"We've taken in animals from the state before, but never 187 at once," said Director Midge Grinstead, who stayed up all Wednesday night with staffers processing 112 dogs and 75 cats into the society's shelter, which already held 720 other orphaned animals.
"It puts a lot of strain on the staff," Grinstead said Thursday afternoon. "We haven't been to bed yet - we've been here all night."
The animals came from a rural residence in southern Miami County, seized by the Kansas Animal Health Department. Officials with the department did not return calls Thursday, but Miami County Undersheriff Mark Schmidt said state workers executed a search warrant at the home at 10:30 a.m. Wednesday. Schmidt said it took 24 hours to remove all the animals from the site.

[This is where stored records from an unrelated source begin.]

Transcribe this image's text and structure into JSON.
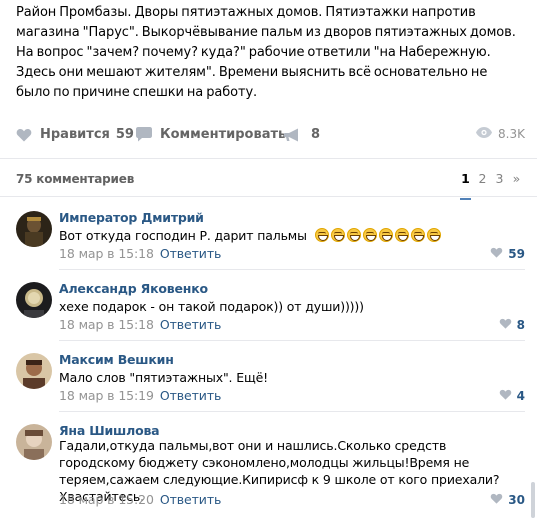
{
  "post": {
    "text": "Район Промбазы. Дворы пятиэтажных домов. Пятиэтажки напротив магазина \"Парус\". Выкорчёвывание пальм из дворов пятиэтажных домов. На вопрос \"зачем? почему? куда?\" рабочие ответили \"на Набережную. Здесь они мешают жителям\". Времени выяснить всё основательно не было по причине спешки на работу."
  },
  "actions": {
    "like_label": "Нравится",
    "like_count": "59",
    "comment_label": "Комментировать",
    "share_count": "8",
    "views": "8.3K"
  },
  "comments_header": {
    "count_label": "75 комментариев",
    "pages": [
      "1",
      "2",
      "3"
    ],
    "next": "»"
  },
  "comments": [
    {
      "author": "Император Дмитрий",
      "text": "Вот откуда господин Р. дарит пальмы",
      "emoji_count": 8,
      "date": "18 мар в 15:18",
      "reply": "Ответить",
      "likes": "59"
    },
    {
      "author": "Александр Яковенко",
      "text": "хехе подарок - он такой подарок)) от души)))))",
      "date": "18 мар в 15:18",
      "reply": "Ответить",
      "likes": "8"
    },
    {
      "author": "Максим Вешкин",
      "text": "Мало слов \"пятиэтажных\". Ещё!",
      "date": "18 мар в 15:19",
      "reply": "Ответить",
      "likes": "4"
    },
    {
      "author": "Яна Шишлова",
      "text": "Гадали,откуда пальмы,вот они и нашлись.Сколько средств городскому бюджету сэкономлено,молодцы жильцы!Время не теряем,сажаем следующие.Кипирисф к 9 школе от кого приехали?Хвастайтесь.",
      "date": "18 мар в 15:20",
      "reply": "Ответить",
      "likes": "30"
    }
  ],
  "colors": {
    "link": "#2a5885",
    "muted": "#939393",
    "divider": "#e7e8ec",
    "accent": "#5181b8"
  },
  "icons": {
    "like": "heart-icon",
    "comment": "comment-bubble-icon",
    "share": "megaphone-icon",
    "views": "eye-icon",
    "comment_like": "heart-icon"
  }
}
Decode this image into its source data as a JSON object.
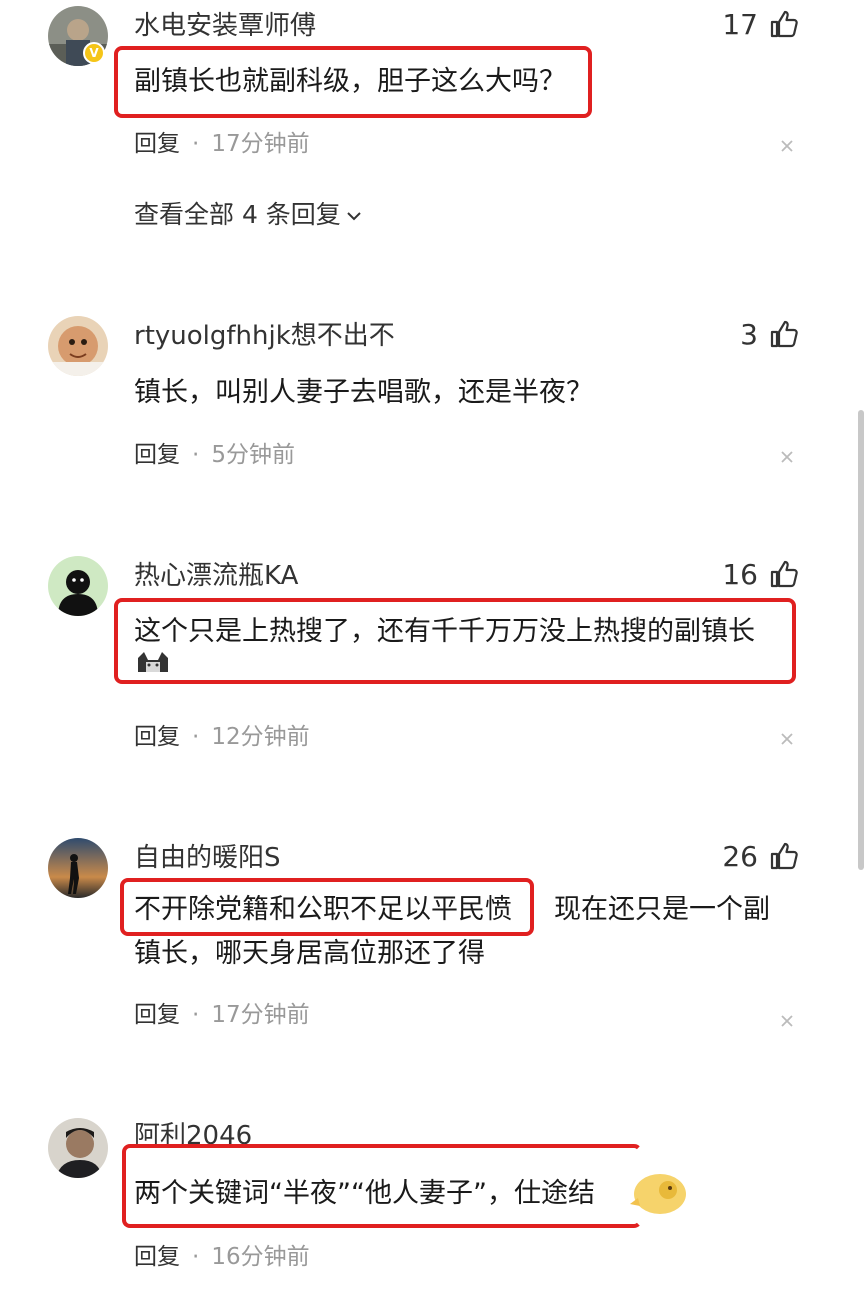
{
  "comments": [
    {
      "username": "水电安装覃师傅",
      "likes": "17",
      "text": "副镇长也就副科级，胆子这么大吗？",
      "reply_label": "回复",
      "time": "17分钟前",
      "verified": "V",
      "avatar": "man-photo-avatar"
    },
    {
      "username": "rtyuolgfhhjk想不出不",
      "likes": "3",
      "text": "镇长，叫别人妻子去唱歌，还是半夜？",
      "reply_label": "回复",
      "time": "5分钟前",
      "avatar": "baby-photo-avatar"
    },
    {
      "username": "热心漂流瓶KA",
      "likes": "16",
      "text": "这个只是上热搜了，还有千千万万没上热搜的副镇长",
      "reply_label": "回复",
      "time": "12分钟前",
      "avatar": "black-figure-avatar",
      "emoji": "cat-emoji"
    },
    {
      "username": "自由的暖阳S",
      "likes": "26",
      "text_highlight": "不开除党籍和公职不足以平民愤",
      "text_rest_line1": "现在还只是一个副",
      "text_line2": "镇长，哪天身居高位那还了得",
      "reply_label": "回复",
      "time": "17分钟前",
      "avatar": "sunset-silhouette-avatar"
    },
    {
      "username": "阿利2046",
      "text": "两个关键词“半夜”“他人妻子”，仕途结",
      "reply_label": "回复",
      "time": "16分钟前",
      "avatar": "man-dark-avatar",
      "sticker": "yellow-sticker"
    }
  ],
  "view_all_replies": "查看全部 4 条回复",
  "colors": {
    "highlight_border": "#e02020",
    "meta_gray": "#999999",
    "text": "#1a1a1a"
  }
}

Under state law, any home or facility housing 20 or more cats or dogs is considered a "shelter" and must be licensed by the state, subject to inspections.
Larry Carter, a rural Paola resident who lived nearby, was grateful Thursday that the "huge doghouse" had been evacuated. Carter said his neighbor steadily accumulated animals during the 11 years he has lived there.

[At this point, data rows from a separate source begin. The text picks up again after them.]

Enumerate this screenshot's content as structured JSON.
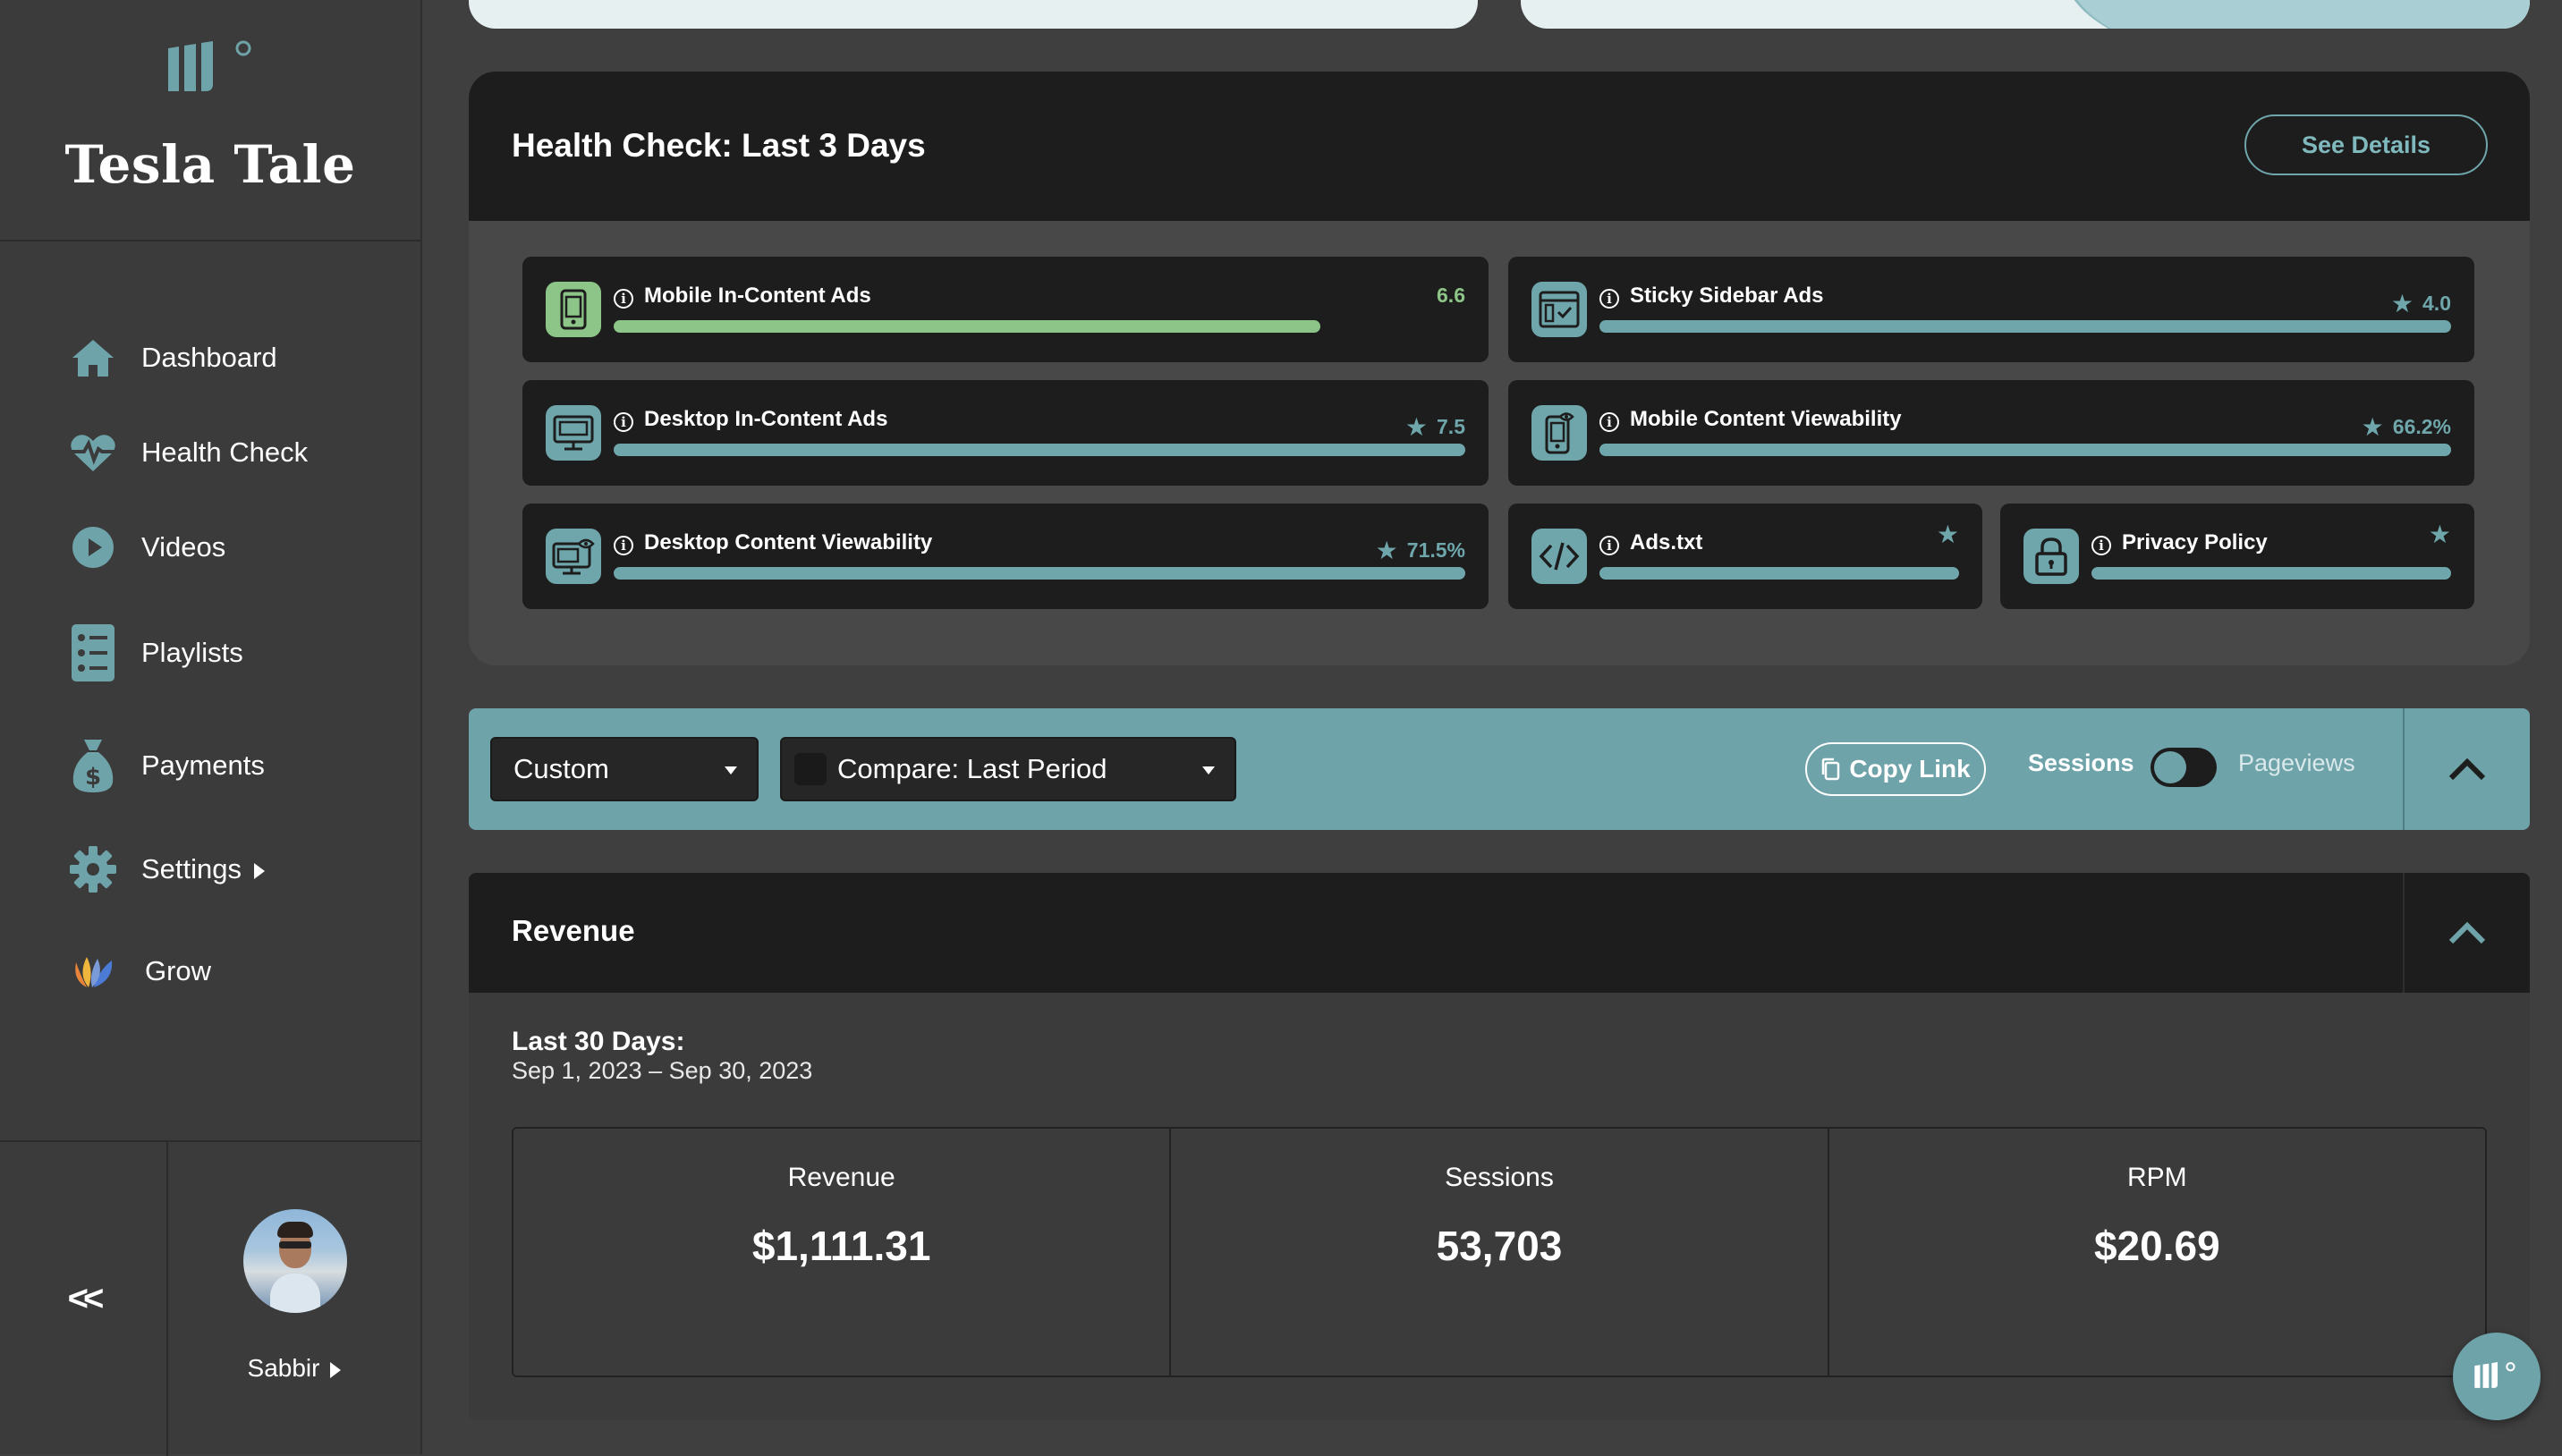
{
  "brand": {
    "name": "Tesla Tale",
    "logo_icon": "brand-logo-icon"
  },
  "sidebar": {
    "items": [
      {
        "label": "Dashboard",
        "icon": "home-icon"
      },
      {
        "label": "Health Check",
        "icon": "heartbeat-icon"
      },
      {
        "label": "Videos",
        "icon": "play-circle-icon"
      },
      {
        "label": "Playlists",
        "icon": "list-icon"
      },
      {
        "label": "Payments",
        "icon": "money-bag-icon"
      },
      {
        "label": "Settings",
        "icon": "gear-icon"
      },
      {
        "label": "Grow",
        "icon": "grow-icon"
      }
    ],
    "collapse_label": "<<",
    "user_name": "Sabbir"
  },
  "health": {
    "title": "Health Check: Last 3 Days",
    "see_details": "See Details",
    "cards": [
      {
        "label": "Mobile In-Content Ads",
        "value": "6.6",
        "progress": 0.83
      },
      {
        "label": "Sticky Sidebar Ads",
        "value": "4.0",
        "progress": 1.0
      },
      {
        "label": "Desktop In-Content Ads",
        "value": "7.5",
        "progress": 1.0
      },
      {
        "label": "Mobile Content Viewability",
        "value": "66.2%",
        "progress": 1.0
      },
      {
        "label": "Desktop Content Viewability",
        "value": "71.5%",
        "progress": 1.0
      },
      {
        "label": "Ads.txt",
        "value": "",
        "progress": 1.0
      },
      {
        "label": "Privacy Policy",
        "value": "",
        "progress": 1.0
      }
    ]
  },
  "filter": {
    "range_select": "Custom",
    "compare_select": "Compare: Last Period",
    "copy_link": "Copy Link",
    "toggle_left": "Sessions",
    "toggle_right": "Pageviews"
  },
  "revenue": {
    "title": "Revenue",
    "period_label": "Last 30 Days:",
    "period_range": "Sep 1, 2023 – Sep 30, 2023",
    "metrics": [
      {
        "label": "Revenue",
        "value": "$1,111.31"
      },
      {
        "label": "Sessions",
        "value": "53,703"
      },
      {
        "label": "RPM",
        "value": "$20.69"
      }
    ]
  },
  "colors": {
    "accent": "#6ea3a9",
    "green": "#8cc587",
    "panel": "#1d1d1d",
    "background": "#3f3f3f"
  }
}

"It's been years since it's been this quiet out here," Carter told the Journal-World on Thursday. "I'm still in shock about how nice it is already. There's six dogs or so there, now, but they don't bark at me anymore. I can listen to the birds instead of the dogs."
There was plenty of noise at the Lawrence Humane Society shelter, though. Some of the animals were in rough shape, Grinstead said, with mange afflicting some of the dogs.
"One of the cats died right after it got there," she said. "We had another dog in real bad shape - most of the cats are sick, very ill."
Lawrence was chosen as the delivery point for the animals because the shelter here had space, officials said. Under state law, the woman has 10 days to post a bond to pay for care of the animals, if she intends to challenge the state's seizure of them.
Carter said he doesn't want to see the animals returned to the owner.
"I know she loves dogs -- and I do too. But you can't take care of that many by yourself," Carter said.
And he added: "I hope you keep all them dogs. I hope you keep them and do a better job."